Now, where’s a crate-load of whiskey…

As this year, a publication year for your old Goulburn mate, comes to an end, I’d just like to say thanks so much to all the lovely folk who have been a part of the BODIES OF MEN adventure.

Thanks to those who attended the launch of the novel back in May at the wonderful Street Theatre in Canberra.

Thanks to those who attended my speaking gigs, in bookshops, libraries, and schools.

Thanks to those who have messaged me with photos of the book in various places around Australia and in New Zealand – it’s such a simple gesture but it means a lot.

Thanks to those who have emailed or messaged me or come up to me at events and shared their experience of the novel. So very much appreciated.

Thanks to those who interviewed me and helped find an audience for my funny little war novel.

Thanks to those who have written responses to the novel online and then shared them. Some members of the literary community are just amazing, like Sue Terry from Whispering Gums – check out Sue’s summary of authors who have blogs, which includes a little mention of this here place in the online world.

Special thanks to all the many bookshops who stock the novel – you are bona fide heroes.

Special thanks also to my magic-making agent, Gaby Naher of Left Bank Literary in Sydney, and my very smart and hardworking publisher, Robert Watkins at Hachette Australia.

What have I learned?

To be frank, I have no idea, but here are some thoughts, which may or may not end up being true:

  • confidence is a trickster
  • publication is the fullstop at the end of the sentence
  • for the stories that find a home, it was always impossible to predict where that home was going to be
  • accept invitations that make you feel as though you’re going to faint
  • it is better to make art that no one sees than to not have made art
  • success is 10% talent, 20% luck, 50% hard work; no one knows what makes up the remaining 20%
  • doubt is a loyal friend and is more helpful than you may realise.

What happens now?

After a bit of a summer break, my mind will turn to other projects, although I do have a BODIES OF MEN-related event in Queensland in April, just in time for Anzac Day 2020 – it will be at Avid Reader and with authors Melanie Meyers and Simon Cleary and moderated by the tireless Cass Moriarty. We’ll be talking all things writing war.

See you next year (if we in Australia survive the Bushfire Apocalypse).

If you happen to be in Canberra on Thursday 16 May (I mean, who wouldn’t be) it’ll be terrific to see you at the launch of BODIES OF MEN: 6pm at the fabulous Street Theatre. There will be wise words from the amazing Robyn Cadwallader, author of THE ANCHORESS and BOOK OF COLOURS, and award-winning slam poet CJ Bowerbird. There will also be books.

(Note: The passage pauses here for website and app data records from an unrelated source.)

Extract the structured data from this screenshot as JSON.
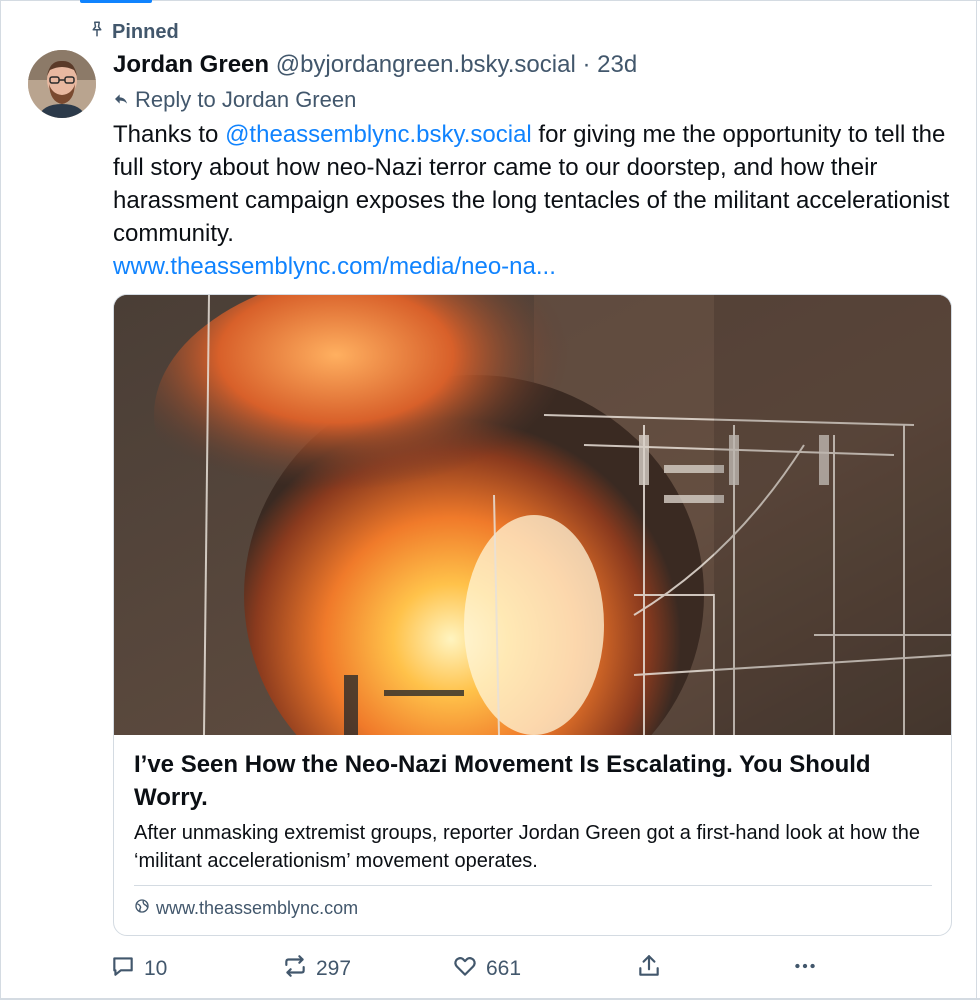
{
  "pinned_label": "Pinned",
  "author": {
    "name": "Jordan Green",
    "handle": "@byjordangreen.bsky.social",
    "separator": "·",
    "age": "23d"
  },
  "reply_to": "Reply to Jordan Green",
  "post": {
    "text_before": "Thanks to ",
    "mention": "@theassemblync.bsky.social",
    "text_after": " for giving me the opportunity to tell the full story about how neo-Nazi terror came to our doorstep, and how their harassment campaign exposes the long tentacles of the militant accelerationist community.",
    "link": "www.theassemblync.com/media/neo-na..."
  },
  "card": {
    "title": "I’ve Seen How the Neo-Nazi Movement Is Escalating. You Should Worry.",
    "description": "After unmasking extremist groups, reporter Jordan Green got a first-hand look at how the ‘militant accelerationism’ movement operates.",
    "domain": "www.theassemblync.com"
  },
  "actions": {
    "replies": "10",
    "reposts": "297",
    "likes": "661"
  },
  "colors": {
    "accent": "#1083fe",
    "muted": "#42576c",
    "border": "#d4dbe2"
  }
}
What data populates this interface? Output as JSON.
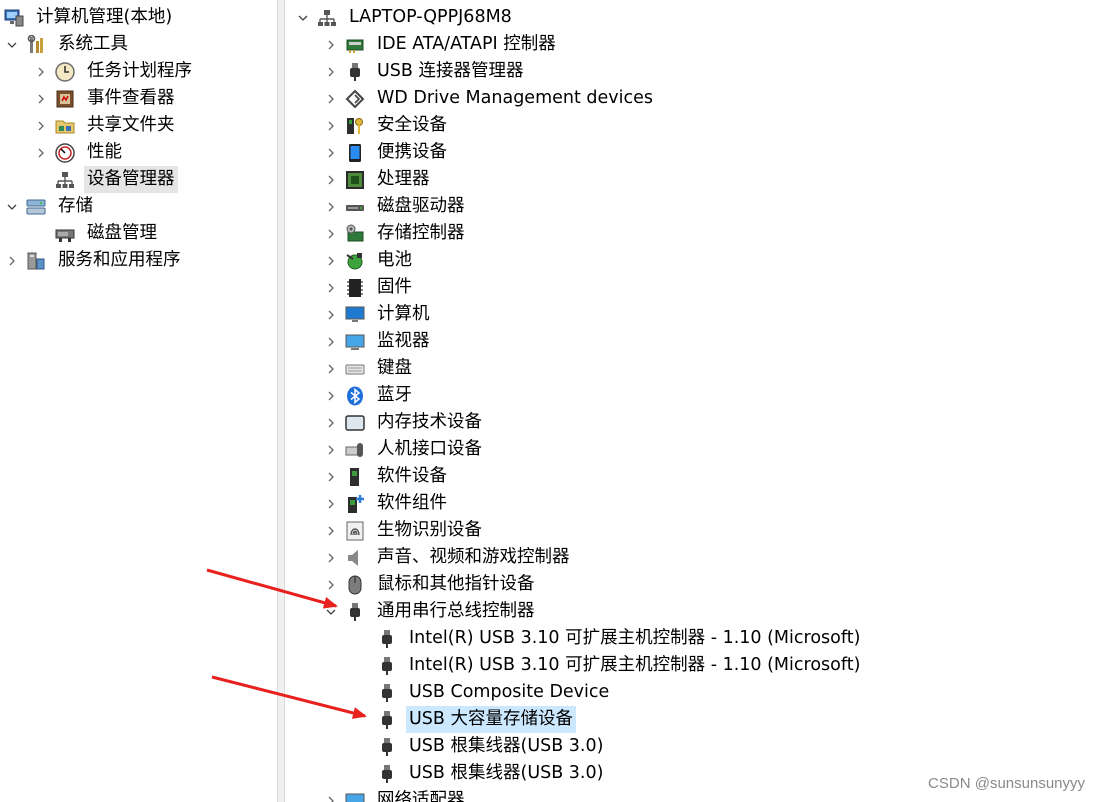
{
  "left_tree": {
    "root": "计算机管理(本地)",
    "system_tools": "系统工具",
    "task_scheduler": "任务计划程序",
    "event_viewer": "事件查看器",
    "shared_folders": "共享文件夹",
    "performance": "性能",
    "device_manager": "设备管理器",
    "storage": "存储",
    "disk_management": "磁盘管理",
    "services_apps": "服务和应用程序"
  },
  "right_tree": {
    "computer_name": "LAPTOP-QPPJ68M8",
    "categories": [
      "IDE ATA/ATAPI 控制器",
      "USB 连接器管理器",
      "WD Drive Management devices",
      "安全设备",
      "便携设备",
      "处理器",
      "磁盘驱动器",
      "存储控制器",
      "电池",
      "固件",
      "计算机",
      "监视器",
      "键盘",
      "蓝牙",
      "内存技术设备",
      "人机接口设备",
      "软件设备",
      "软件组件",
      "生物识别设备",
      "声音、视频和游戏控制器",
      "鼠标和其他指针设备",
      "通用串行总线控制器"
    ],
    "usb_children": [
      "Intel(R) USB 3.10 可扩展主机控制器 - 1.10 (Microsoft)",
      "Intel(R) USB 3.10 可扩展主机控制器 - 1.10 (Microsoft)",
      "USB Composite Device",
      "USB 大容量存储设备",
      "USB 根集线器(USB 3.0)",
      "USB 根集线器(USB 3.0)"
    ],
    "network_adapters": "网络适配器"
  },
  "watermark": "CSDN @sunsunsunyyy",
  "colors": {
    "selection_gray": "#e5e5e5",
    "selection_blue": "#cce8ff",
    "arrow_red": "#e8201e"
  }
}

And booze!

The event is free. To RSVP, drop a line to publicity@hachette.com.au

In other news, due to generous and hard-working folk, there have been some lovely profiles, interviews and reviews – all appreciated:

Finally, thank you to all those who’ve sent me pictures of BODIES OF MEN (so to speak) in bookshops around Australia. I’m loving seeing the novel on shelves, and I’m also loving the tireless bookshops who are stocking it.

Gratitude to all.

Peace x

Enter your email address to subscribe to this blog and receive notifications of new posts by email.

Join 191 other followers